#### [Supplied records]
* * *

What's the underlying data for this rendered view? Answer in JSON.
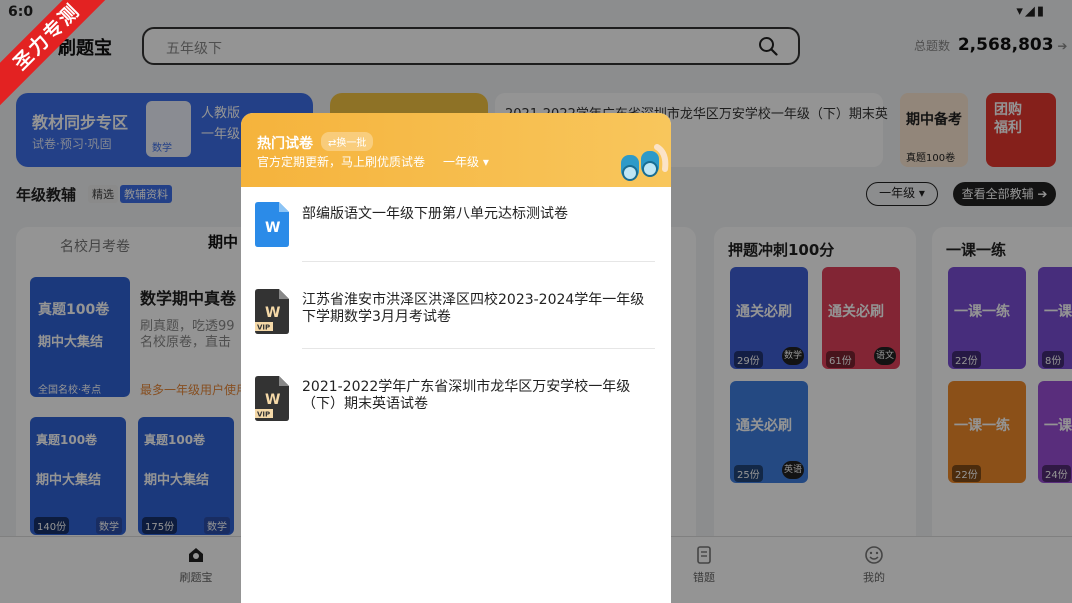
{
  "status": {
    "time": "6:0",
    "icons": "▾◢▮"
  },
  "header": {
    "app_name": "刷题宝",
    "search_placeholder": "五年级下",
    "total_label": "总题数",
    "total_value": "2,568,803",
    "total_arrow": "➔"
  },
  "banners": {
    "sync_title": "教材同步专区",
    "sync_sub": "试卷·预习·巩固",
    "sync_book_label": "数学",
    "sync_edition": "人教版",
    "sync_grade": "一年级",
    "news": "2021-2022学年广东省深圳市龙华区万安学校一年级（下）期末英",
    "promo1_title": "期中备考",
    "promo1_sub": "真题100卷",
    "promo2_title": "团购福利"
  },
  "section": {
    "title": "年级教辅",
    "tag_select": "精选",
    "tag_aux": "教辅资料",
    "grade_btn": "一年级 ▾",
    "all_btn": "查看全部教辅 ➔"
  },
  "left_panel": {
    "tab1": "名校月考卷",
    "tab2": "期中",
    "cover_title": "真题100卷",
    "cover_sub": "期中大集结",
    "cover_foot": "全国名校·考点",
    "math_title": "数学期中真卷",
    "math_sub1": "刷真题，吃透99",
    "math_sub2": "名校原卷，直击",
    "math_users": "最多一年级用户使用",
    "small_covers": [
      {
        "title": "真题100卷",
        "sub": "期中大集结",
        "count": "140份",
        "subject": "数学"
      },
      {
        "title": "真题100卷",
        "sub": "期中大集结",
        "count": "175份",
        "subject": "数学"
      }
    ]
  },
  "mid_panel": {
    "title": "押题冲刺100分",
    "books": [
      {
        "title": "通关必刷",
        "count": "29份",
        "subject": "数学",
        "color": "#3f5fd6"
      },
      {
        "title": "通关必刷",
        "count": "61份",
        "subject": "语文",
        "color": "#e0405a"
      },
      {
        "title": "通关必刷",
        "count": "25份",
        "subject": "英语",
        "color": "#3f7fe0"
      }
    ]
  },
  "right_panel": {
    "title": "一课一练",
    "books": [
      {
        "title": "一课一练",
        "count": "22份",
        "color": "#7a4fd6"
      },
      {
        "title": "一课一练",
        "count": "8份",
        "color": "#7a4fd6"
      },
      {
        "title": "一课一练",
        "count": "22份",
        "color": "#f08a2a"
      },
      {
        "title": "一课一练",
        "count": "24份",
        "color": "#9a4fd6"
      }
    ]
  },
  "bottom_nav": [
    {
      "label": "刷题宝"
    },
    {
      "label": "错题"
    },
    {
      "label": "我的"
    }
  ],
  "ribbon": "圣力专测",
  "popup": {
    "title": "热门试卷",
    "refresh": "⇄换一批",
    "subtitle": "官方定期更新，马上刷优质试卷",
    "grade": "一年级 ▾",
    "papers": [
      {
        "title": "部编版语文一年级下册第八单元达标测试卷",
        "vip": false
      },
      {
        "title": "江苏省淮安市洪泽区洪泽区四校2023-2024学年一年级下学期数学3月月考试卷",
        "vip": true
      },
      {
        "title": "2021-2022学年广东省深圳市龙华区万安学校一年级（下）期末英语试卷",
        "vip": true
      }
    ],
    "vip_label": "VIP",
    "doc_glyph": "W"
  },
  "colors": {
    "accent": "#3d6fe8",
    "popup_header": "#f5b33c",
    "doc_blue": "#2b8be8",
    "doc_dark": "#333333"
  }
}
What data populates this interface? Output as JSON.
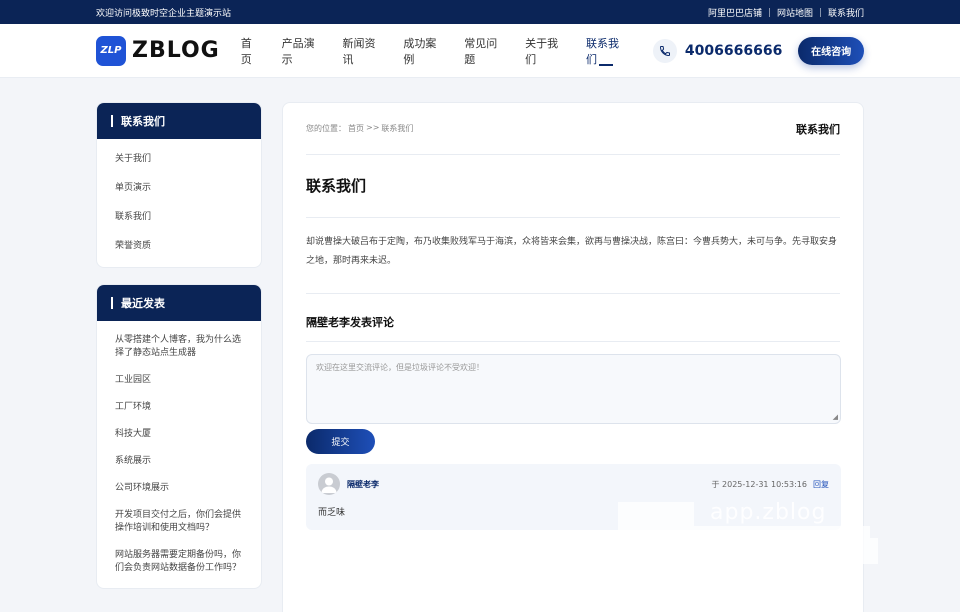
{
  "topbar": {
    "welcome": "欢迎访问极致时空企业主题演示站",
    "links": [
      "阿里巴巴店铺",
      "网站地图",
      "联系我们"
    ]
  },
  "header": {
    "logo_mark": "ZLP",
    "logo_text": "ZBLOG",
    "nav": [
      "首页",
      "产品演示",
      "新闻资讯",
      "成功案例",
      "常见问题",
      "关于我们",
      "联系我们"
    ],
    "active_nav": "联系我们",
    "phone": "4006666666",
    "consult_label": "在线咨询"
  },
  "sidebar": {
    "box1_title": "联系我们",
    "box1_links": [
      "关于我们",
      "单页演示",
      "联系我们",
      "荣誉资质"
    ],
    "box2_title": "最近发表",
    "box2_links": [
      "从零搭建个人博客，我为什么选择了静态站点生成器",
      "工业园区",
      "工厂环境",
      "科技大厦",
      "系统展示",
      "公司环境展示",
      "开发项目交付之后，你们会提供操作培训和使用文档吗？",
      "网站服务器需要定期备份吗，你们会负责网站数据备份工作吗？"
    ]
  },
  "main": {
    "breadcrumb_prefix": "您的位置：",
    "breadcrumb_home": "首页",
    "breadcrumb_sep": ">>",
    "breadcrumb_current": "联系我们",
    "crumb_title": "联系我们",
    "page_title": "联系我们",
    "article": "却说曹操大破吕布于定陶，布乃收集败残军马于海滨，众将皆来会集，欲再与曹操决战，陈宫曰：今曹兵势大，未可与争。先寻取安身之地，那时再来未迟。",
    "comment_heading": "隔壁老李发表评论",
    "comment_placeholder": "欢迎在这里交流评论，但是垃圾评论不受欢迎！",
    "submit_label": "提交",
    "comment": {
      "author": "隔壁老李",
      "time": "于 2025-12-31 10:53:16",
      "reply_label": "回复",
      "text": "而乏味"
    }
  },
  "watermark": {
    "text": "app.zblog"
  },
  "colors": {
    "navy": "#0b2456",
    "accent": "#1e4fb8",
    "logo_blue": "#1f53d6"
  }
}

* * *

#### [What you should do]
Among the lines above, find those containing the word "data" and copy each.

#### [Response to this task]
What's the underlying data for this rendered view? Answer in JSON.
What data populates this interface? Output as JSON.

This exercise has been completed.